**WORK REQUEST:** Go through the listing and set it down exactly, leaving out its pictures.

(TASK INPUT Opens)

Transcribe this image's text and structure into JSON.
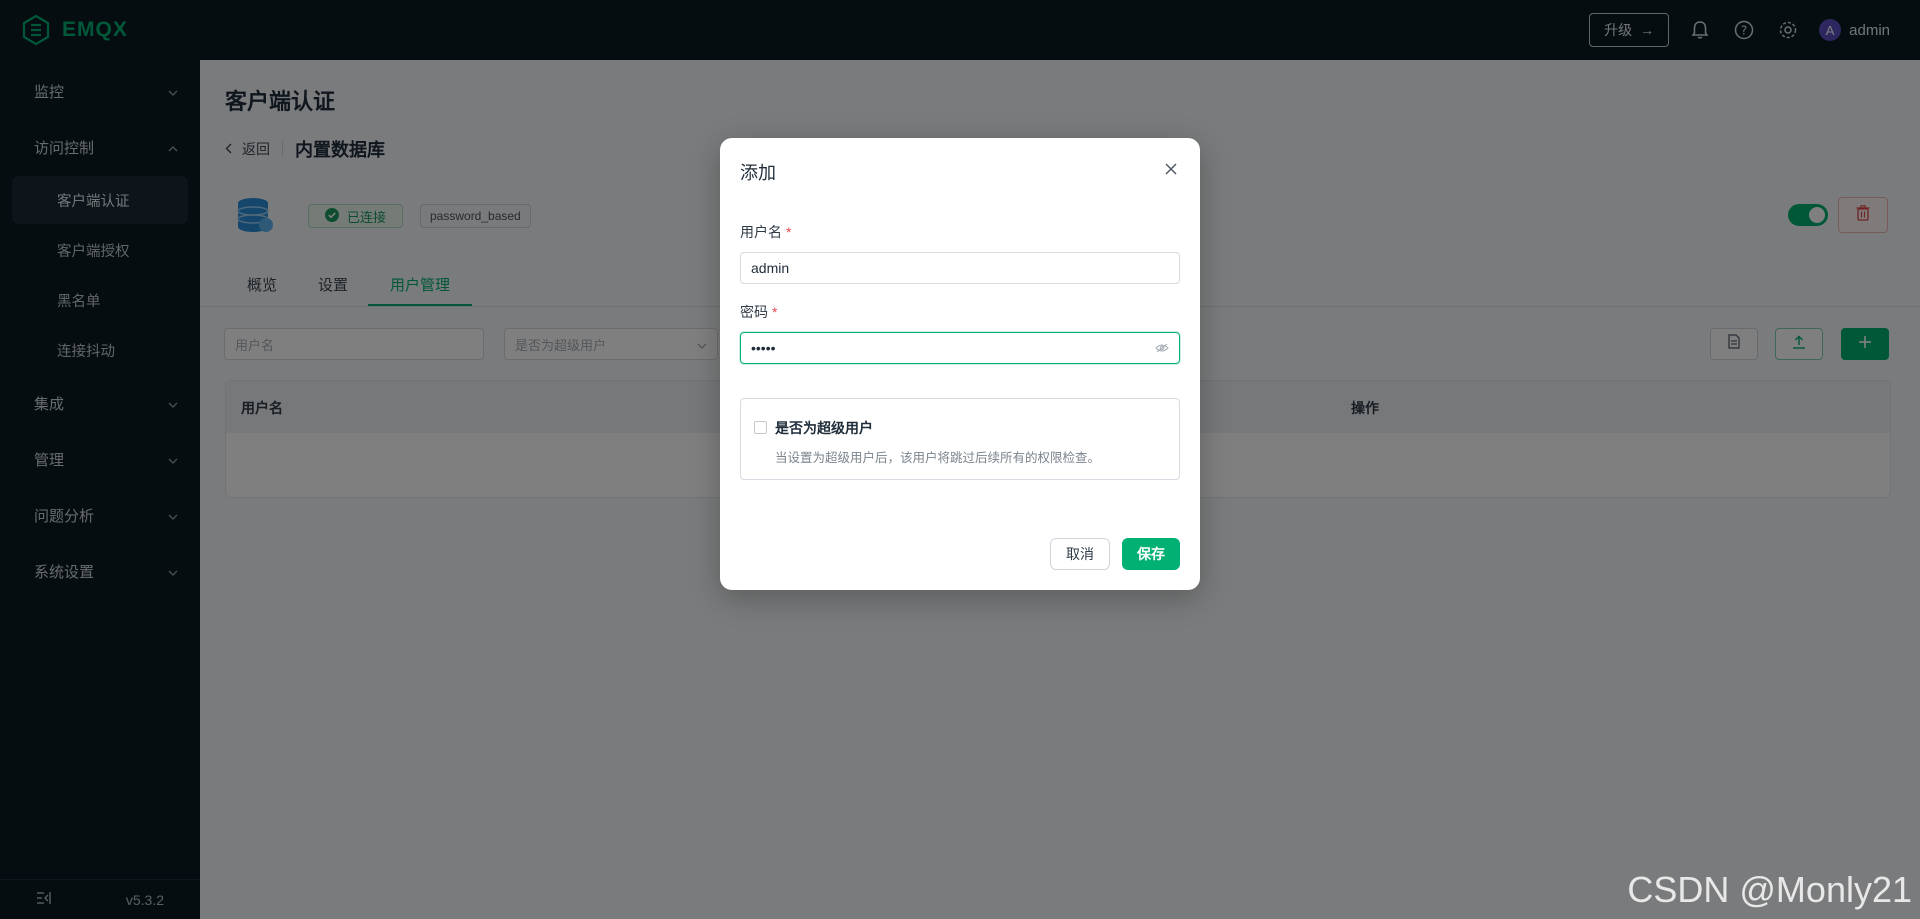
{
  "app": {
    "logo_text": "EMQX"
  },
  "header": {
    "upgrade_label": "升级",
    "user_initial": "A",
    "username": "admin"
  },
  "sidebar": {
    "groups": [
      {
        "label": "监控"
      },
      {
        "label": "访问控制"
      },
      {
        "label": "集成"
      },
      {
        "label": "管理"
      },
      {
        "label": "问题分析"
      },
      {
        "label": "系统设置"
      }
    ],
    "access_items": [
      {
        "label": "客户端认证"
      },
      {
        "label": "客户端授权"
      },
      {
        "label": "黑名单"
      },
      {
        "label": "连接抖动"
      }
    ],
    "version": "v5.3.2"
  },
  "page": {
    "title": "客户端认证",
    "back_label": "返回",
    "db_name": "内置数据库",
    "status_label": "已连接",
    "mechanism": "password_based",
    "enabled": true,
    "tabs": [
      {
        "label": "概览"
      },
      {
        "label": "设置"
      },
      {
        "label": "用户管理"
      }
    ],
    "active_tab": "用户管理",
    "filters": {
      "username_placeholder": "用户名",
      "superuser_placeholder": "是否为超级用户"
    },
    "table_headers": {
      "username": "用户名",
      "actions": "操作"
    }
  },
  "modal": {
    "title": "添加",
    "username_label": "用户名",
    "username_value": "admin",
    "password_label": "密码",
    "password_value": "•••••",
    "superuser_label": "是否为超级用户",
    "superuser_checked": false,
    "superuser_hint": "当设置为超级用户后，该用户将跳过后续所有的权限检查。",
    "cancel_label": "取消",
    "save_label": "保存"
  },
  "watermark": "CSDN @Monly21",
  "colors": {
    "brand": "#00b173",
    "danger": "#e5484d",
    "sidebar_bg": "#0c1a23"
  }
}
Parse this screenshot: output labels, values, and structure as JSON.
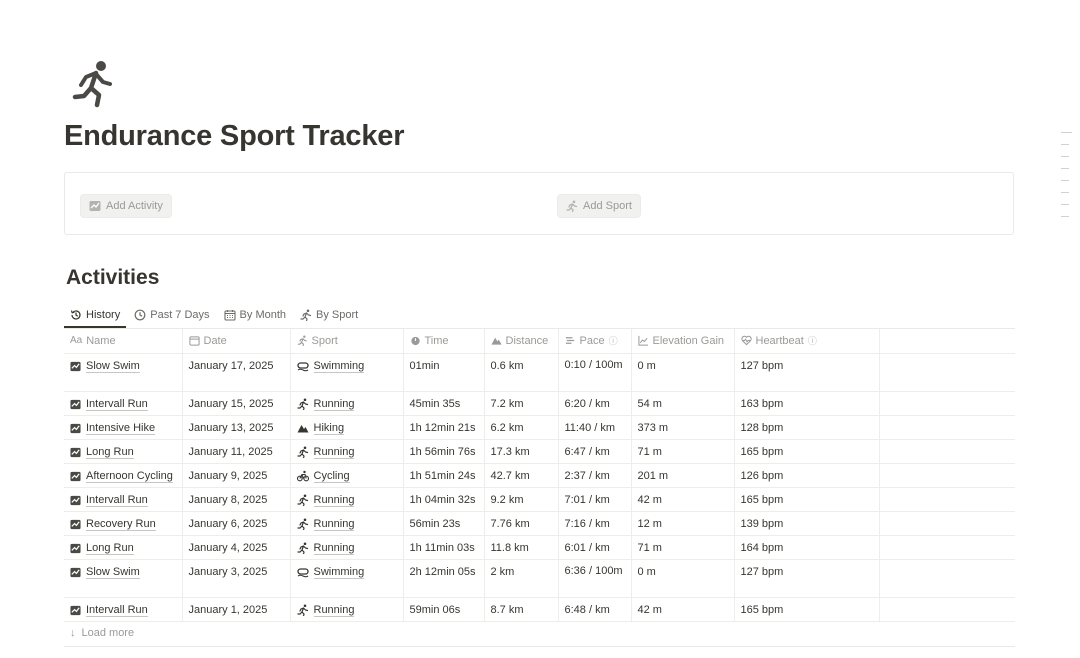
{
  "page": {
    "icon": "running-person-icon",
    "title": "Endurance Sport Tracker"
  },
  "buttons": {
    "add_activity": "Add Activity",
    "add_sport": "Add Sport"
  },
  "database": {
    "title": "Activities",
    "tabs": [
      {
        "label": "History",
        "icon": "history-icon",
        "active": true
      },
      {
        "label": "Past 7 Days",
        "icon": "clock-icon",
        "active": false
      },
      {
        "label": "By Month",
        "icon": "calendar-icon",
        "active": false
      },
      {
        "label": "By Sport",
        "icon": "running-icon",
        "active": false
      }
    ],
    "columns": {
      "name": "Name",
      "date": "Date",
      "sport": "Sport",
      "time": "Time",
      "distance": "Distance",
      "pace": "Pace",
      "elevation": "Elevation Gain",
      "heartbeat": "Heartbeat"
    },
    "rows": [
      {
        "name": "Slow Swim",
        "date": "January 17, 2025",
        "sport": "Swimming",
        "time": "01min",
        "distance": "0.6 km",
        "pace": "0:10 / 100m",
        "elevation": "0 m",
        "heartbeat": "127 bpm"
      },
      {
        "name": "Intervall Run",
        "date": "January 15, 2025",
        "sport": "Running",
        "time": "45min 35s",
        "distance": "7.2 km",
        "pace": "6:20 / km",
        "elevation": "54 m",
        "heartbeat": "163 bpm"
      },
      {
        "name": "Intensive Hike",
        "date": "January 13, 2025",
        "sport": "Hiking",
        "time": "1h 12min 21s",
        "distance": "6.2 km",
        "pace": "11:40 / km",
        "elevation": "373 m",
        "heartbeat": "128 bpm"
      },
      {
        "name": "Long Run",
        "date": "January 11, 2025",
        "sport": "Running",
        "time": "1h 56min 76s",
        "distance": "17.3 km",
        "pace": "6:47 / km",
        "elevation": "71 m",
        "heartbeat": "165 bpm"
      },
      {
        "name": "Afternoon Cycling",
        "date": "January 9, 2025",
        "sport": "Cycling",
        "time": "1h 51min 24s",
        "distance": "42.7 km",
        "pace": "2:37 / km",
        "elevation": "201 m",
        "heartbeat": "126 bpm"
      },
      {
        "name": "Intervall Run",
        "date": "January 8, 2025",
        "sport": "Running",
        "time": "1h 04min 32s",
        "distance": "9.2 km",
        "pace": "7:01 / km",
        "elevation": "42 m",
        "heartbeat": "165 bpm"
      },
      {
        "name": "Recovery Run",
        "date": "January 6, 2025",
        "sport": "Running",
        "time": "56min 23s",
        "distance": "7.76 km",
        "pace": "7:16 / km",
        "elevation": "12 m",
        "heartbeat": "139 bpm"
      },
      {
        "name": "Long Run",
        "date": "January 4, 2025",
        "sport": "Running",
        "time": "1h 11min 03s",
        "distance": "11.8 km",
        "pace": "6:01 / km",
        "elevation": "71 m",
        "heartbeat": "164 bpm"
      },
      {
        "name": "Slow Swim",
        "date": "January 3, 2025",
        "sport": "Swimming",
        "time": "2h 12min 05s",
        "distance": "2 km",
        "pace": "6:36 / 100m",
        "elevation": "0 m",
        "heartbeat": "127 bpm"
      },
      {
        "name": "Intervall Run",
        "date": "January 1, 2025",
        "sport": "Running",
        "time": "59min 06s",
        "distance": "8.7 km",
        "pace": "6:48 / km",
        "elevation": "42 m",
        "heartbeat": "165 bpm"
      }
    ],
    "load_more": "Load more"
  }
}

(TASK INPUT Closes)

**REPLY TO THE TASK:**
Transcribe this image's text and structure into JSON.
{
  "app": {
    "logo_text": "EMQX"
  },
  "header": {
    "upgrade_label": "升级",
    "user_initial": "A",
    "username": "admin"
  },
  "sidebar": {
    "groups": [
      {
        "label": "监控"
      },
      {
        "label": "访问控制"
      },
      {
        "label": "集成"
      },
      {
        "label": "管理"
      },
      {
        "label": "问题分析"
      },
      {
        "label": "系统设置"
      }
    ],
    "access_items": [
      {
        "label": "客户端认证"
      },
      {
        "label": "客户端授权"
      },
      {
        "label": "黑名单"
      },
      {
        "label": "连接抖动"
      }
    ],
    "version": "v5.3.2"
  },
  "page": {
    "title": "客户端认证",
    "back_label": "返回",
    "db_name": "内置数据库",
    "status_label": "已连接",
    "mechanism": "password_based",
    "enabled": true,
    "tabs": [
      {
        "label": "概览"
      },
      {
        "label": "设置"
      },
      {
        "label": "用户管理"
      }
    ],
    "active_tab": "用户管理",
    "filters": {
      "username_placeholder": "用户名",
      "superuser_placeholder": "是否为超级用户"
    },
    "table_headers": {
      "username": "用户名",
      "actions": "操作"
    }
  },
  "modal": {
    "title": "添加",
    "username_label": "用户名",
    "username_value": "admin",
    "password_label": "密码",
    "password_value": "•••••",
    "superuser_label": "是否为超级用户",
    "superuser_checked": false,
    "superuser_hint": "当设置为超级用户后，该用户将跳过后续所有的权限检查。",
    "cancel_label": "取消",
    "save_label": "保存"
  },
  "watermark": "CSDN @Monly21",
  "colors": {
    "brand": "#00b173",
    "danger": "#e5484d",
    "sidebar_bg": "#0c1a23"
  }
}
Parse this screenshot: output labels, values, and structure as JSON.
{
  "page": {
    "icon": "running-person-icon",
    "title": "Endurance Sport Tracker"
  },
  "buttons": {
    "add_activity": "Add Activity",
    "add_sport": "Add Sport"
  },
  "database": {
    "title": "Activities",
    "tabs": [
      {
        "label": "History",
        "icon": "history-icon",
        "active": true
      },
      {
        "label": "Past 7 Days",
        "icon": "clock-icon",
        "active": false
      },
      {
        "label": "By Month",
        "icon": "calendar-icon",
        "active": false
      },
      {
        "label": "By Sport",
        "icon": "running-icon",
        "active": false
      }
    ],
    "columns": {
      "name": "Name",
      "date": "Date",
      "sport": "Sport",
      "time": "Time",
      "distance": "Distance",
      "pace": "Pace",
      "elevation": "Elevation Gain",
      "heartbeat": "Heartbeat"
    },
    "rows": [
      {
        "name": "Slow Swim",
        "date": "January 17, 2025",
        "sport": "Swimming",
        "time": "01min",
        "distance": "0.6 km",
        "pace": "0:10 / 100m",
        "elevation": "0 m",
        "heartbeat": "127 bpm"
      },
      {
        "name": "Intervall Run",
        "date": "January 15, 2025",
        "sport": "Running",
        "time": "45min 35s",
        "distance": "7.2 km",
        "pace": "6:20 / km",
        "elevation": "54 m",
        "heartbeat": "163 bpm"
      },
      {
        "name": "Intensive Hike",
        "date": "January 13, 2025",
        "sport": "Hiking",
        "time": "1h 12min 21s",
        "distance": "6.2 km",
        "pace": "11:40 / km",
        "elevation": "373 m",
        "heartbeat": "128 bpm"
      },
      {
        "name": "Long Run",
        "date": "January 11, 2025",
        "sport": "Running",
        "time": "1h 56min 76s",
        "distance": "17.3 km",
        "pace": "6:47 / km",
        "elevation": "71 m",
        "heartbeat": "165 bpm"
      },
      {
        "name": "Afternoon Cycling",
        "date": "January 9, 2025",
        "sport": "Cycling",
        "time": "1h 51min 24s",
        "distance": "42.7 km",
        "pace": "2:37 / km",
        "elevation": "201 m",
        "heartbeat": "126 bpm"
      },
      {
        "name": "Intervall Run",
        "date": "January 8, 2025",
        "sport": "Running",
        "time": "1h 04min 32s",
        "distance": "9.2 km",
        "pace": "7:01 / km",
        "elevation": "42 m",
        "heartbeat": "165 bpm"
      },
      {
        "name": "Recovery Run",
        "date": "January 6, 2025",
        "sport": "Running",
        "time": "56min 23s",
        "distance": "7.76 km",
        "pace": "7:16 / km",
        "elevation": "12 m",
        "heartbeat": "139 bpm"
      },
      {
        "name": "Long Run",
        "date": "January 4, 2025",
        "sport": "Running",
        "time": "1h 11min 03s",
        "distance": "11.8 km",
        "pace": "6:01 / km",
        "elevation": "71 m",
        "heartbeat": "164 bpm"
      },
      {
        "name": "Slow Swim",
        "date": "January 3, 2025",
        "sport": "Swimming",
        "time": "2h 12min 05s",
        "distance": "2 km",
        "pace": "6:36 / 100m",
        "elevation": "0 m",
        "heartbeat": "127 bpm"
      },
      {
        "name": "Intervall Run",
        "date": "January 1, 2025",
        "sport": "Running",
        "time": "59min 06s",
        "distance": "8.7 km",
        "pace": "6:48 / km",
        "elevation": "42 m",
        "heartbeat": "165 bpm"
      }
    ],
    "load_more": "Load more"
  }
}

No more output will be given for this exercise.